○ known for the special attention it gives to the
planning phases.
○ deductive for it proceeds from the general
(examining the needs of society, for example) to
the specific (specifying instructional objectives).
• Tyler recommends that curriculum planners identify
general objectives by gathering data from three
1) the learners
2) contemporary life outside the school
3) subject matter.
• After identifying numerous general objectives, the
planners refine them by filtering them through two
1. the philosophical screen
2. the psychological screen
• In the Tyler Model, the general objectives that
successfully pass through the two screens
become what are now popularly known as
instructional objectives.
• Curriculum objectives indicate both behavior
to be developed and area of content to be
(Keating, 2006)
Tyler’s Four Fundamental Questions:
1. What educational purposes should the school seek to attain?

2. What educational learning experiences can be provided that

are likely to attain these purposes?

3. How can these educational experiences be effectively


4. How can we determine whether these purposes are being

1. What educational purposes should the school seek
to attain?

• Studies of the Learners Themselves as a Source of

Educational Objectives
• Studies of Contemporary Life outside the School
• Suggestions about Objectives from Subject Specialists
• The Use of Philosophy in Selecting Objectives
• The Use of a Psychology of Learning in Selecting
• Stating Objectives in a Form to be Helpful in Selecting
Learning Experiences and in Guiding Teaching
2. How can Learning Experiences be selected?

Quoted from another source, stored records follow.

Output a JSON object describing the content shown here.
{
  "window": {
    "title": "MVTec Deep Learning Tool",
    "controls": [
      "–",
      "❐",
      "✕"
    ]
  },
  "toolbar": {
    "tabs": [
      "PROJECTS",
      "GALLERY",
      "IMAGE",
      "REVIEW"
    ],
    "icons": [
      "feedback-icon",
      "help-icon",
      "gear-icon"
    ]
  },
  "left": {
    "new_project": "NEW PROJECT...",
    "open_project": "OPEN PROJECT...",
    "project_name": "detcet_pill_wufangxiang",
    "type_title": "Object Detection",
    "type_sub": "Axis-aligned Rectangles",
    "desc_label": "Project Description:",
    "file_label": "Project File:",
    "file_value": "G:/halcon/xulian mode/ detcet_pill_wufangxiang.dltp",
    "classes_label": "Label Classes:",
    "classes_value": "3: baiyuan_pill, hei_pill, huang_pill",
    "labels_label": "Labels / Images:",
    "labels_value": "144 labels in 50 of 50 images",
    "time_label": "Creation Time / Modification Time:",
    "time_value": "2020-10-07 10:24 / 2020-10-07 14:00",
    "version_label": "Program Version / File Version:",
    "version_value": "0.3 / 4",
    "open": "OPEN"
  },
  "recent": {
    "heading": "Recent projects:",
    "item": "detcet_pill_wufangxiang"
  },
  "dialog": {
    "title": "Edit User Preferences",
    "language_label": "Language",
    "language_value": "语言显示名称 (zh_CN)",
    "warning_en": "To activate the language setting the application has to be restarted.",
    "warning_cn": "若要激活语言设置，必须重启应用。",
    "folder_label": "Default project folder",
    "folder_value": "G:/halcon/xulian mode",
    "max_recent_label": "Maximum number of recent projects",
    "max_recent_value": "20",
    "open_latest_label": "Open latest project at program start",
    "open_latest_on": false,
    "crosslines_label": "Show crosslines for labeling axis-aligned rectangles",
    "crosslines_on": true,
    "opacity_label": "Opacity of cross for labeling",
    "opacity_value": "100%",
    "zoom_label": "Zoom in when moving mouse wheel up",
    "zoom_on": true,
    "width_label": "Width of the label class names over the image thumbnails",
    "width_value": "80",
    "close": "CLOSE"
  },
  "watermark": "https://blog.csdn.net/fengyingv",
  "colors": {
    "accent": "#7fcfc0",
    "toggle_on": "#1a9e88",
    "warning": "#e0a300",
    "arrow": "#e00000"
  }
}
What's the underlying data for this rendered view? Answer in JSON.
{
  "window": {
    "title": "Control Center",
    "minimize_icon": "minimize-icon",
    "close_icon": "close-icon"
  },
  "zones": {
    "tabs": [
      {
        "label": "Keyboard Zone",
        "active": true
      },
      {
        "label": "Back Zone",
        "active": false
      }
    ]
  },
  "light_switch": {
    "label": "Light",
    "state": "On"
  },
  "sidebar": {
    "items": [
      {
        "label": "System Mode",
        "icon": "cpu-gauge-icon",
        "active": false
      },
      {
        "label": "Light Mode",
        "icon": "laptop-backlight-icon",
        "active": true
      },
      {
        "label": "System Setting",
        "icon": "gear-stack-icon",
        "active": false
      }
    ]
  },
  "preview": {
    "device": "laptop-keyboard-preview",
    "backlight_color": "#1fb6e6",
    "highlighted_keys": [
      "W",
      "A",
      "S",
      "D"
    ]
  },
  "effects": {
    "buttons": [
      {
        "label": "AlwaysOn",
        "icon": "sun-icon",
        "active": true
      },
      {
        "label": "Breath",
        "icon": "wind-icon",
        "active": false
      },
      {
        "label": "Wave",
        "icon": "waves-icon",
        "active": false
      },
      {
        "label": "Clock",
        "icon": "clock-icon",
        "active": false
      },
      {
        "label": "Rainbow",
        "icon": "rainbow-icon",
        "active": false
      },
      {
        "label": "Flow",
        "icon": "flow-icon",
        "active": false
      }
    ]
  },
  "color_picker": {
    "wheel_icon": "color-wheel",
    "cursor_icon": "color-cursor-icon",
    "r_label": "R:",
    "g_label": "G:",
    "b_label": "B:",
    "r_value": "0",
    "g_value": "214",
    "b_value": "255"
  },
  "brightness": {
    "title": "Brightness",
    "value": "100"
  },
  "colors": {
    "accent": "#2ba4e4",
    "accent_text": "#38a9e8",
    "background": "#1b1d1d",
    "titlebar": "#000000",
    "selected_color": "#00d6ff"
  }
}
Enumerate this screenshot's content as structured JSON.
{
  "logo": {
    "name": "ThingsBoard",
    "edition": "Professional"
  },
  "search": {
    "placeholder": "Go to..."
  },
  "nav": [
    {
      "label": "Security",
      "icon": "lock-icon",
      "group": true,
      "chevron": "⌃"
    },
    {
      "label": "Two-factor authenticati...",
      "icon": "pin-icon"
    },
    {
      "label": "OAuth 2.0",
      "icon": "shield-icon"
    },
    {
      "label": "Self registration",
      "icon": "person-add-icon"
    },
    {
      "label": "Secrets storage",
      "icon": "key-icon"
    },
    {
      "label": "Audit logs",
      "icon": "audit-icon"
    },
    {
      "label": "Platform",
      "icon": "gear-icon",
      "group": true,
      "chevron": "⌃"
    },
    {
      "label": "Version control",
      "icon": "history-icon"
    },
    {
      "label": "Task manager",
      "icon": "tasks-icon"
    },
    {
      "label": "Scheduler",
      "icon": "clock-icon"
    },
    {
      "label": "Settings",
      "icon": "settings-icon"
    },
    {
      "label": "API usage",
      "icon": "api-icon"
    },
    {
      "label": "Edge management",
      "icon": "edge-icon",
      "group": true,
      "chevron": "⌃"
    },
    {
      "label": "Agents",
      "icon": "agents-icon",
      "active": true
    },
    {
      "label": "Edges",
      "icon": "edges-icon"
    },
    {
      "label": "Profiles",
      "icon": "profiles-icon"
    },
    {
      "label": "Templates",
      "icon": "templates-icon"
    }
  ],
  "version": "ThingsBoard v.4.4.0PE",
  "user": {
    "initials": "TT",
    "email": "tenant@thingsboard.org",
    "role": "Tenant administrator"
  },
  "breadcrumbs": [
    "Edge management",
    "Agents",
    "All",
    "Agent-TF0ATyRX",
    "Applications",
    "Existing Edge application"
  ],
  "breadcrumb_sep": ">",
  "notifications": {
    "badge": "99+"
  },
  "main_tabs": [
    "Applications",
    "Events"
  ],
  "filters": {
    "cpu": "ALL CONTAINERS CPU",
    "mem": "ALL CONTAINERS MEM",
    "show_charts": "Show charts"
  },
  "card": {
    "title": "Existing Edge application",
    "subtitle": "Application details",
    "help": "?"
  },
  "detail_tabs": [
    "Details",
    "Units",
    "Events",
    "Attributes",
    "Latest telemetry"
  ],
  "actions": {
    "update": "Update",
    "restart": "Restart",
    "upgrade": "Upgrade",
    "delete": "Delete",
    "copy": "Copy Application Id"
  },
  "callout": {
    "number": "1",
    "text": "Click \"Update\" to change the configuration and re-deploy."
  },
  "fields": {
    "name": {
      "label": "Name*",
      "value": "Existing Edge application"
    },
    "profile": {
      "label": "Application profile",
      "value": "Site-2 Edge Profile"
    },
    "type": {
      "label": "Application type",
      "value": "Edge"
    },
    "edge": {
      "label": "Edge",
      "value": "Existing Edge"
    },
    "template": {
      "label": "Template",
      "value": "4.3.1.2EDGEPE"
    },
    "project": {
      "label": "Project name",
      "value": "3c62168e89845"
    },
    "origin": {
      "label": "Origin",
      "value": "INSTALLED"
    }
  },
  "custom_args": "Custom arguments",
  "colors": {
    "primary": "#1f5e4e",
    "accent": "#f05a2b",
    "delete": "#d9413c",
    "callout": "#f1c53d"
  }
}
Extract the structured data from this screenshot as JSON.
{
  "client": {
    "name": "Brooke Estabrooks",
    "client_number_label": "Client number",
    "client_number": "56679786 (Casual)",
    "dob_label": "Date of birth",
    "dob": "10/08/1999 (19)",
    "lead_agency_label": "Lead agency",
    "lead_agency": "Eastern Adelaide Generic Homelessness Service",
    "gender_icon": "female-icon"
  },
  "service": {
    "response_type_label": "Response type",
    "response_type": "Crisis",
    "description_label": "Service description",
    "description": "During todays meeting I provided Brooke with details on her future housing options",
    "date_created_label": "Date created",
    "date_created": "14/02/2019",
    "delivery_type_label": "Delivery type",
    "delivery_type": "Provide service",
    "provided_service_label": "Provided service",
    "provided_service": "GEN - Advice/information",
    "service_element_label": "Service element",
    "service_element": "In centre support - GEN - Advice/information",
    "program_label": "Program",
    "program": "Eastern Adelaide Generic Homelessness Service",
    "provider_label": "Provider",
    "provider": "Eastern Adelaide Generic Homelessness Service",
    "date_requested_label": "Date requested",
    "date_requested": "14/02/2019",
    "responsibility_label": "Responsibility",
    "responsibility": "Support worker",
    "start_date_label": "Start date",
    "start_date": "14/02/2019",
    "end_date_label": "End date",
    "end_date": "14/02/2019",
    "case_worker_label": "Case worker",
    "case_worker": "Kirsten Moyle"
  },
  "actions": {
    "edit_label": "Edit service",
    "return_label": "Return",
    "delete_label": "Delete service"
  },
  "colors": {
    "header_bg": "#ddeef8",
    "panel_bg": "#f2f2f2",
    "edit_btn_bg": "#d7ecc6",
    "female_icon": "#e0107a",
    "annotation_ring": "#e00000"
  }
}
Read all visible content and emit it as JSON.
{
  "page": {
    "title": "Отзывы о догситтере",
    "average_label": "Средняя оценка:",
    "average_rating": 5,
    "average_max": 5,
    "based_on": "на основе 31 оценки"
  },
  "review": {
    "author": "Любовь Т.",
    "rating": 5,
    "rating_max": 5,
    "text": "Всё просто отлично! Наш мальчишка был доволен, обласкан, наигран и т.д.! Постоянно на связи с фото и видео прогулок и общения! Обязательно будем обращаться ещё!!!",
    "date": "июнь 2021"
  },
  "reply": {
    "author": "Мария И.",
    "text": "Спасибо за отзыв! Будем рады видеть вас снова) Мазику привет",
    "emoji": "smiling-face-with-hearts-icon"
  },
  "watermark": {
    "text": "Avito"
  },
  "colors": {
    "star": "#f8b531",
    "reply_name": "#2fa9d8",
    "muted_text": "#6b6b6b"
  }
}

Which
are likely to be useful in attaining these objectives?

• Meaning of the Term “Learning Experience”

• General Principles in Selecting Learning
• Illustrations of the Characteristics of Learning
Experiences Useful in Attaining Various Types
of Objectives
3. How Can Learning Experiences Be Organized
for Effective Instruction?
• What is meant by “Organization?”
• Criteria for Effective Organization
• Elements to be organized
• Organizing Principles
• The Organizing Structure
• The Process of Planning a Unit of Organization
4. How Can the Effectiveness of Learning
Experiences Be Evaluated?
• The Need for Evaluation
• Basic Notions Regarding Evaluation
• Evaluation Procedures
• Using the Results of Evaluation
• Other Values and Uses of Evaluation Procedures
Strengths of Tyler’s Model
Clearly stated objectives a good place to
Involves the active participation of the learner
(Prideaux, 2003)
Simple linear approach to development of
behavior al objectives
(Billings & Halstead, 2009)
Criticism of the Tyler Model:
Narrowly interpreted objectives (acceptable
Difficult and time consuming construction of
behavioral objectives
Curriculum restricted to a constricted range of
student skills and knowledge
critical thinking, problem solving and value
acquiring processes cannot be plainly declared
in behavioral objectives (Prideaux, 2003)
The Taba-Tyler Rationales
• When comparing just the two rationales it is
difficult to ascertain who borrowed from
whom and when, but we have to admit the
basic difference of the two curriculum design
approaches, which has a critical meaning not
only for researchers of modern times, but also
for those developing curricula for current
school praxis.
Tyler’s model Taba’s Model
deductive inductive

argues from the administrator approach reflects the teacher’s approach

believes that the teachers are aware of the

believes that administration should design the students needs; hence teachers should be the
curriculum and the teachers implement it. ones to develop the curriculum and implement
in practice.

her rationale does not start with objectives, as

lays the main stress on aims, evaluation and she believes that the demand for education in
control. a particular society should be studied first (see
Step 1)

This approach may be perfect, perhaps, for

pays attention to the selection of the content
market-oriented education, but inadequate for
and its organization with an aim to provide
the development of responsible and creative
students with an opportunity to learn with
individuals able to meet the challenges of the
constantly changing circumstances